■ What you need to do ■
All entries are to be quoted exactly; the images stay out of the copy.

*** Opening Records provided ***

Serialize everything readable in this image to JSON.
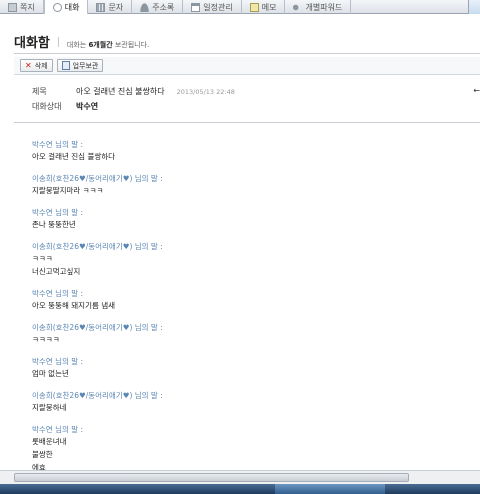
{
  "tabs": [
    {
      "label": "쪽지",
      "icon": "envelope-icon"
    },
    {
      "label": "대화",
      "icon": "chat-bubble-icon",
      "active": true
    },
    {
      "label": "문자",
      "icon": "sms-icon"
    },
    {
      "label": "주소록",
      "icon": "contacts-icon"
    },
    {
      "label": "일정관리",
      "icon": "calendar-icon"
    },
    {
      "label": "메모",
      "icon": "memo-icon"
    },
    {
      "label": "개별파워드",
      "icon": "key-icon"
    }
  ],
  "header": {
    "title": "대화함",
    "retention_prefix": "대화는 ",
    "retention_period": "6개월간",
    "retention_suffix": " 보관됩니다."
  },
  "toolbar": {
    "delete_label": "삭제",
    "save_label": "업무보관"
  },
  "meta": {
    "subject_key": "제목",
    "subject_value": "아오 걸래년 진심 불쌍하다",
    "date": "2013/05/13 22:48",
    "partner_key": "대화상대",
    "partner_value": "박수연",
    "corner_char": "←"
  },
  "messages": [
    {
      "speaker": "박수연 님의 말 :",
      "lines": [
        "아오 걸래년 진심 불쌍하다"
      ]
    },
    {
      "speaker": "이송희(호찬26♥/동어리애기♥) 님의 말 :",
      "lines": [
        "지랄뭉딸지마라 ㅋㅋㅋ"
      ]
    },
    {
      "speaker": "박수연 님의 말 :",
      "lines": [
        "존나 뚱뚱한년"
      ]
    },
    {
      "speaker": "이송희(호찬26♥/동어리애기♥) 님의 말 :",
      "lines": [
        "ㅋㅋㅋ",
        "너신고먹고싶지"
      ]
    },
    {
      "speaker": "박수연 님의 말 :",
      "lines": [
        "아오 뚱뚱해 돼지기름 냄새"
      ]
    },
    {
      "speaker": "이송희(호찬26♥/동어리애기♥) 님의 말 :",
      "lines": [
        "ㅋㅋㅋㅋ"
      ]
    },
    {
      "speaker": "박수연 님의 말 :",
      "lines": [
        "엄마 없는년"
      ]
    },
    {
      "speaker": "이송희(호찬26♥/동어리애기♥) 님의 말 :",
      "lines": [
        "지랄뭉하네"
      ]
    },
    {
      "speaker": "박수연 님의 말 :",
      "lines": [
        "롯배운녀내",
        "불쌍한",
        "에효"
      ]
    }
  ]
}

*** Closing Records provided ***

■ Answer to this problem ■
Serialize everything readable in this image to JSON.
{
  "tabs": [
    {
      "label": "쪽지",
      "icon": "envelope-icon"
    },
    {
      "label": "대화",
      "icon": "chat-bubble-icon",
      "active": true
    },
    {
      "label": "문자",
      "icon": "sms-icon"
    },
    {
      "label": "주소록",
      "icon": "contacts-icon"
    },
    {
      "label": "일정관리",
      "icon": "calendar-icon"
    },
    {
      "label": "메모",
      "icon": "memo-icon"
    },
    {
      "label": "개별파워드",
      "icon": "key-icon"
    }
  ],
  "header": {
    "title": "대화함",
    "retention_prefix": "대화는 ",
    "retention_period": "6개월간",
    "retention_suffix": " 보관됩니다."
  },
  "toolbar": {
    "delete_label": "삭제",
    "save_label": "업무보관"
  },
  "meta": {
    "subject_key": "제목",
    "subject_value": "아오 걸래년 진심 불쌍하다",
    "date": "2013/05/13 22:48",
    "partner_key": "대화상대",
    "partner_value": "박수연",
    "corner_char": "←"
  },
  "messages": [
    {
      "speaker": "박수연 님의 말 :",
      "lines": [
        "아오 걸래년 진심 불쌍하다"
      ]
    },
    {
      "speaker": "이송희(호찬26♥/동어리애기♥) 님의 말 :",
      "lines": [
        "지랄뭉딸지마라 ㅋㅋㅋ"
      ]
    },
    {
      "speaker": "박수연 님의 말 :",
      "lines": [
        "존나 뚱뚱한년"
      ]
    },
    {
      "speaker": "이송희(호찬26♥/동어리애기♥) 님의 말 :",
      "lines": [
        "ㅋㅋㅋ",
        "너신고먹고싶지"
      ]
    },
    {
      "speaker": "박수연 님의 말 :",
      "lines": [
        "아오 뚱뚱해 돼지기름 냄새"
      ]
    },
    {
      "speaker": "이송희(호찬26♥/동어리애기♥) 님의 말 :",
      "lines": [
        "ㅋㅋㅋㅋ"
      ]
    },
    {
      "speaker": "박수연 님의 말 :",
      "lines": [
        "엄마 없는년"
      ]
    },
    {
      "speaker": "이송희(호찬26♥/동어리애기♥) 님의 말 :",
      "lines": [
        "지랄뭉하네"
      ]
    },
    {
      "speaker": "박수연 님의 말 :",
      "lines": [
        "롯배운녀내",
        "불쌍한",
        "에효"
      ]
    }
  ]
}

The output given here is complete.